Task goal
Leaving the pictures aside, return all of the data below exactly.

Excerpts from a dataset:

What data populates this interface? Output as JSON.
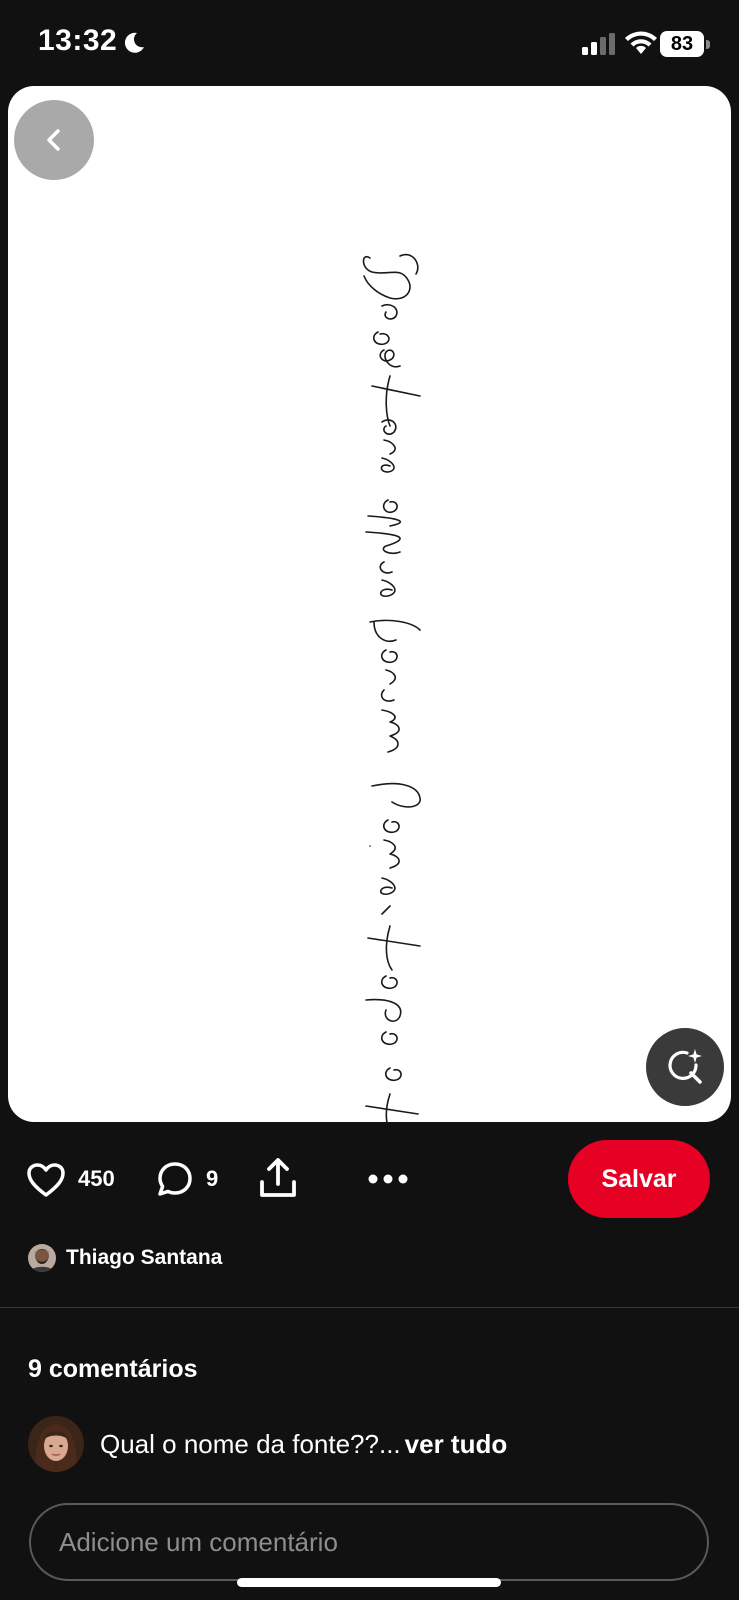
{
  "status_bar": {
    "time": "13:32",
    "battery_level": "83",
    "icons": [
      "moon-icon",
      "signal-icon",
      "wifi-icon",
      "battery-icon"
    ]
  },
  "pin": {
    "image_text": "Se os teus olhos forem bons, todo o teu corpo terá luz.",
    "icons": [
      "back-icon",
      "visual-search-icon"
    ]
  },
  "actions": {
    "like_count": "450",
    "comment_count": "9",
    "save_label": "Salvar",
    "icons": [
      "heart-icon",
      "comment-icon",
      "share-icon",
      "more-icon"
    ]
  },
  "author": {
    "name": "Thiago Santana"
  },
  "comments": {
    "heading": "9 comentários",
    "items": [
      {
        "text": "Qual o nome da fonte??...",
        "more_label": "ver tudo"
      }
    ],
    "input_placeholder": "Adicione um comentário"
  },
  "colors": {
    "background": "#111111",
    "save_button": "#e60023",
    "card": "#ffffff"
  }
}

Result of this task
What data populates this interface? Output as JSON.
{
  "status_bar": {
    "time": "13:32",
    "battery_level": "83",
    "icons": [
      "moon-icon",
      "signal-icon",
      "wifi-icon",
      "battery-icon"
    ]
  },
  "pin": {
    "image_text": "Se os teus olhos forem bons, todo o teu corpo terá luz.",
    "icons": [
      "back-icon",
      "visual-search-icon"
    ]
  },
  "actions": {
    "like_count": "450",
    "comment_count": "9",
    "save_label": "Salvar",
    "icons": [
      "heart-icon",
      "comment-icon",
      "share-icon",
      "more-icon"
    ]
  },
  "author": {
    "name": "Thiago Santana"
  },
  "comments": {
    "heading": "9 comentários",
    "items": [
      {
        "text": "Qual o nome da fonte??...",
        "more_label": "ver tudo"
      }
    ],
    "input_placeholder": "Adicione um comentário"
  },
  "colors": {
    "background": "#111111",
    "save_button": "#e60023",
    "card": "#ffffff"
  }
}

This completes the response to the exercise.